The description of the novel at the publisher's website reads:
"You can never go home again. . .” Lu Conners wonders why she would want to.
Home to her conjured up memories of a poverty stricken childhood on a dirt-farm in Florida, the death of her mother, an embittered and closed-off
father, and the cutting slights of being called nigger and pickaninny. Was it any wonder that when she won a scholarship for college in the north she never
Now with teenagers herself, a successful career, and a business-owner husband, the last thing she wants to do is attend to her newly deceased father’s affairs. Neither is she anxious to deal with her hostile brother or face those figures from her childhood who could feel nothing but betrayal after her long absence.
The journey home unexpectedly becomes more than a facing of bad memories. To her surprise she finds it to be a journey of renewal as secrets are revealed, sacrifices are discovered, and a newfound pride in her family and roots is instilled to be treasured and passed down to the next generation.
Gill, who also obtained her NALA certification when she was 50, told The Saratogian that she used her own experience in probate law to write the story about what happens to a family farm when its owners pass away. She chose African-American characters in part because she wants African-American youngsters to know they are descended from heroes, and not just slaves.

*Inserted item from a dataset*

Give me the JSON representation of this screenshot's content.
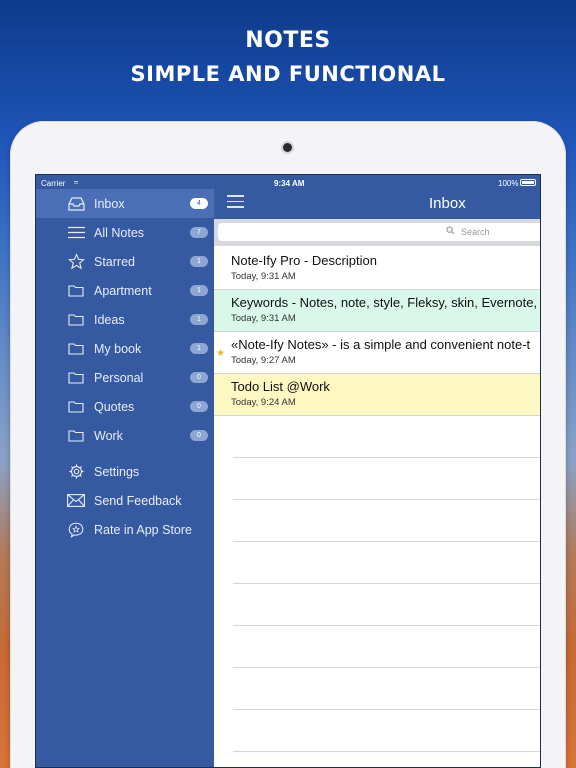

According to the firm's website, Gill is a certified paralegal employed by Muirhead, Gaylor & Steves, L.L.P., in its Sarasota, Florida office. The firm handles wills, trusts, probate, trust administration, estate and gift taxation, and charitable foundations.